(Supplied data begins)

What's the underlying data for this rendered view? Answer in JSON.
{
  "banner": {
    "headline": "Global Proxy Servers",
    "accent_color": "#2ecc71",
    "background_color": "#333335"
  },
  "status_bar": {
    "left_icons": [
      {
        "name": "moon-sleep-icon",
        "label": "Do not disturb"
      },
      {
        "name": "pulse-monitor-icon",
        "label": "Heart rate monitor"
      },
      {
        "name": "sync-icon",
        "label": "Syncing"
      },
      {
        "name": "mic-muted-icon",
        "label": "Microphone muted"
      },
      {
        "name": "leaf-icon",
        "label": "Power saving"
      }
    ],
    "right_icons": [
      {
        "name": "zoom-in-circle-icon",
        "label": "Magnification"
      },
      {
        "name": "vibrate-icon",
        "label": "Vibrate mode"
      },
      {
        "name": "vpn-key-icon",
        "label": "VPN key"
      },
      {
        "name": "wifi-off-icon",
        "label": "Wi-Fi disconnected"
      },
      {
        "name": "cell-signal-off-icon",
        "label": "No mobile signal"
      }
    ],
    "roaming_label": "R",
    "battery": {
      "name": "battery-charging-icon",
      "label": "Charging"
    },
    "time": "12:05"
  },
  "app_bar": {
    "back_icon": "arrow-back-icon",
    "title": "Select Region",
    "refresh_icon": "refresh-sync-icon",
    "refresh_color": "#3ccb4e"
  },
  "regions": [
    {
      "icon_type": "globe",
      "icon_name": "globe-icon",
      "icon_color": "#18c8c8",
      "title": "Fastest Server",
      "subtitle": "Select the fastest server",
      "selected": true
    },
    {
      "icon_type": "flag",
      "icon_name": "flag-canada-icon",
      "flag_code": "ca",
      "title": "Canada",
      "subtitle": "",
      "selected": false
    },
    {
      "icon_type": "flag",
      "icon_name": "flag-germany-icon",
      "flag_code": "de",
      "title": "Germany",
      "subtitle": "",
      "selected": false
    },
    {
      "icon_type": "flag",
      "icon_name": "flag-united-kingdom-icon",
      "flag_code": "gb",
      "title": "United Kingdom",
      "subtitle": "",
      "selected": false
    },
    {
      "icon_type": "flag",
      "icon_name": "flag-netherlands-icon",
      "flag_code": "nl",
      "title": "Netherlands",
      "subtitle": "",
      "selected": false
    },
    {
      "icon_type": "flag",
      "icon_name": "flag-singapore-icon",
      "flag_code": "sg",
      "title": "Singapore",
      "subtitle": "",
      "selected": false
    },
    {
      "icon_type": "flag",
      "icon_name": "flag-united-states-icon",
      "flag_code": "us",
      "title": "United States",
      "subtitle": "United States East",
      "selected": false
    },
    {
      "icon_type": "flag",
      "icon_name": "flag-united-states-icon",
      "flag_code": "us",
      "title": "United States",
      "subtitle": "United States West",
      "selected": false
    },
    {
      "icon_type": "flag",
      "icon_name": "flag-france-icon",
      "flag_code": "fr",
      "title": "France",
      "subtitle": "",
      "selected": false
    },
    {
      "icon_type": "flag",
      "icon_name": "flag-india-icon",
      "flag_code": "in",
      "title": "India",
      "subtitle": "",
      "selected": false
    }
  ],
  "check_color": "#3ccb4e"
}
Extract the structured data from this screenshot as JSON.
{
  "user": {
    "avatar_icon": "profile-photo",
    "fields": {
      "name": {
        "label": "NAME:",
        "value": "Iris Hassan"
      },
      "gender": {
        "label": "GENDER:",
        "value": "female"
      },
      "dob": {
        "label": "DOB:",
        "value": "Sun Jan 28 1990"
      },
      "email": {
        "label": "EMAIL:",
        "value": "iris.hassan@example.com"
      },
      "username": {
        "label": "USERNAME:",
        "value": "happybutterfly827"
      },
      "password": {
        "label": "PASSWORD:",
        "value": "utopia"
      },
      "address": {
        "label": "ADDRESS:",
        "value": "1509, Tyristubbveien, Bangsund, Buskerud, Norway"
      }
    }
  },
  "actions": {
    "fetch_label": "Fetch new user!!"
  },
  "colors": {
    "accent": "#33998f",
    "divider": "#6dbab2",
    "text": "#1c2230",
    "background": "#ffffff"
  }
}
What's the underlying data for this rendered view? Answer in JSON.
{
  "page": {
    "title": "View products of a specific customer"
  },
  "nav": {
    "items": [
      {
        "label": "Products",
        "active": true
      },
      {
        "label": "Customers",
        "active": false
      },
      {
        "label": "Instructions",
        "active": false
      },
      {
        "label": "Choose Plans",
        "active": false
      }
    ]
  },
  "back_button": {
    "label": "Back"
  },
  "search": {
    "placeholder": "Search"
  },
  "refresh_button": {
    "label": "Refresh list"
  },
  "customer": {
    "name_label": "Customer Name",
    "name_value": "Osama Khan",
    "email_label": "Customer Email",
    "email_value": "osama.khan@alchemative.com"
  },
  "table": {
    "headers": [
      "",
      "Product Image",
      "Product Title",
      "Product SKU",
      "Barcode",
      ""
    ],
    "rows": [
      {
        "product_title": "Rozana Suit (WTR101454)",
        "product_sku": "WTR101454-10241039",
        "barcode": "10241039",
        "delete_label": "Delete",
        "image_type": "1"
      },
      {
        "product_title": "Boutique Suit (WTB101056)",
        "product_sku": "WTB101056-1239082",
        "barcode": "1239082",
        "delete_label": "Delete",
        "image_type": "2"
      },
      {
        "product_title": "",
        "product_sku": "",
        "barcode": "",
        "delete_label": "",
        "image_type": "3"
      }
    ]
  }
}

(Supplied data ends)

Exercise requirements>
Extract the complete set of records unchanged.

Written answer>
What's the underlying data for this rendered view? Answer in JSON.
{
  "banner": {
    "headline": "Global Proxy Servers",
    "accent_color": "#2ecc71",
    "background_color": "#333335"
  },
  "status_bar": {
    "left_icons": [
      {
        "name": "moon-sleep-icon",
        "label": "Do not disturb"
      },
      {
        "name": "pulse-monitor-icon",
        "label": "Heart rate monitor"
      },
      {
        "name": "sync-icon",
        "label": "Syncing"
      },
      {
        "name": "mic-muted-icon",
        "label": "Microphone muted"
      },
      {
        "name": "leaf-icon",
        "label": "Power saving"
      }
    ],
    "right_icons": [
      {
        "name": "zoom-in-circle-icon",
        "label": "Magnification"
      },
      {
        "name": "vibrate-icon",
        "label": "Vibrate mode"
      },
      {
        "name": "vpn-key-icon",
        "label": "VPN key"
      },
      {
        "name": "wifi-off-icon",
        "label": "Wi-Fi disconnected"
      },
      {
        "name": "cell-signal-off-icon",
        "label": "No mobile signal"
      }
    ],
    "roaming_label": "R",
    "battery": {
      "name": "battery-charging-icon",
      "label": "Charging"
    },
    "time": "12:05"
  },
  "app_bar": {
    "back_icon": "arrow-back-icon",
    "title": "Select Region",
    "refresh_icon": "refresh-sync-icon",
    "refresh_color": "#3ccb4e"
  },
  "regions": [
    {
      "icon_type": "globe",
      "icon_name": "globe-icon",
      "icon_color": "#18c8c8",
      "title": "Fastest Server",
      "subtitle": "Select the fastest server",
      "selected": true
    },
    {
      "icon_type": "flag",
      "icon_name": "flag-canada-icon",
      "flag_code": "ca",
      "title": "Canada",
      "subtitle": "",
      "selected": false
    },
    {
      "icon_type": "flag",
      "icon_name": "flag-germany-icon",
      "flag_code": "de",
      "title": "Germany",
      "subtitle": "",
      "selected": false
    },
    {
      "icon_type": "flag",
      "icon_name": "flag-united-kingdom-icon",
      "flag_code": "gb",
      "title": "United Kingdom",
      "subtitle": "",
      "selected": false
    },
    {
      "icon_type": "flag",
      "icon_name": "flag-netherlands-icon",
      "flag_code": "nl",
      "title": "Netherlands",
      "subtitle": "",
      "selected": false
    },
    {
      "icon_type": "flag",
      "icon_name": "flag-singapore-icon",
      "flag_code": "sg",
      "title": "Singapore",
      "subtitle": "",
      "selected": false
    },
    {
      "icon_type": "flag",
      "icon_name": "flag-united-states-icon",
      "flag_code": "us",
      "title": "United States",
      "subtitle": "United States East",
      "selected": false
    },
    {
      "icon_type": "flag",
      "icon_name": "flag-united-states-icon",
      "flag_code": "us",
      "title": "United States",
      "subtitle": "United States West",
      "selected": false
    },
    {
      "icon_type": "flag",
      "icon_name": "flag-france-icon",
      "flag_code": "fr",
      "title": "France",
      "subtitle": "",
      "selected": false
    },
    {
      "icon_type": "flag",
      "icon_name": "flag-india-icon",
      "flag_code": "in",
      "title": "India",
      "subtitle": "",
      "selected": false
    }
  ],
  "check_color": "#3ccb4e"
}
Extract the structured data from this screenshot as JSON.
{
  "user": {
    "avatar_icon": "profile-photo",
    "fields": {
      "name": {
        "label": "NAME:",
        "value": "Iris Hassan"
      },
      "gender": {
        "label": "GENDER:",
        "value": "female"
      },
      "dob": {
        "label": "DOB:",
        "value": "Sun Jan 28 1990"
      },
      "email": {
        "label": "EMAIL:",
        "value": "iris.hassan@example.com"
      },
      "username": {
        "label": "USERNAME:",
        "value": "happybutterfly827"
      },
      "password": {
        "label": "PASSWORD:",
        "value": "utopia"
      },
      "address": {
        "label": "ADDRESS:",
        "value": "1509, Tyristubbveien, Bangsund, Buskerud, Norway"
      }
    }
  },
  "actions": {
    "fetch_label": "Fetch new user!!"
  },
  "colors": {
    "accent": "#33998f",
    "divider": "#6dbab2",
    "text": "#1c2230",
    "background": "#ffffff"
  }
}
What's the underlying data for this rendered view? Answer in JSON.
{
  "page": {
    "title": "View products of a specific customer"
  },
  "nav": {
    "items": [
      {
        "label": "Products",
        "active": true
      },
      {
        "label": "Customers",
        "active": false
      },
      {
        "label": "Instructions",
        "active": false
      },
      {
        "label": "Choose Plans",
        "active": false
      }
    ]
  },
  "back_button": {
    "label": "Back"
  },
  "search": {
    "placeholder": "Search"
  },
  "refresh_button": {
    "label": "Refresh list"
  },
  "customer": {
    "name_label": "Customer Name",
    "name_value": "Osama Khan",
    "email_label": "Customer Email",
    "email_value": "osama.khan@alchemative.com"
  },
  "table": {
    "headers": [
      "",
      "Product Image",
      "Product Title",
      "Product SKU",
      "Barcode",
      ""
    ],
    "rows": [
      {
        "product_title": "Rozana Suit (WTR101454)",
        "product_sku": "WTR101454-10241039",
        "barcode": "10241039",
        "delete_label": "Delete",
        "image_type": "1"
      },
      {
        "product_title": "Boutique Suit (WTB101056)",
        "product_sku": "WTB101056-1239082",
        "barcode": "1239082",
        "delete_label": "Delete",
        "image_type": "2"
      },
      {
        "product_title": "",
        "product_sku": "",
        "barcode": "",
        "delete_label": "",
        "image_type": "3"
      }
    ]
  }
}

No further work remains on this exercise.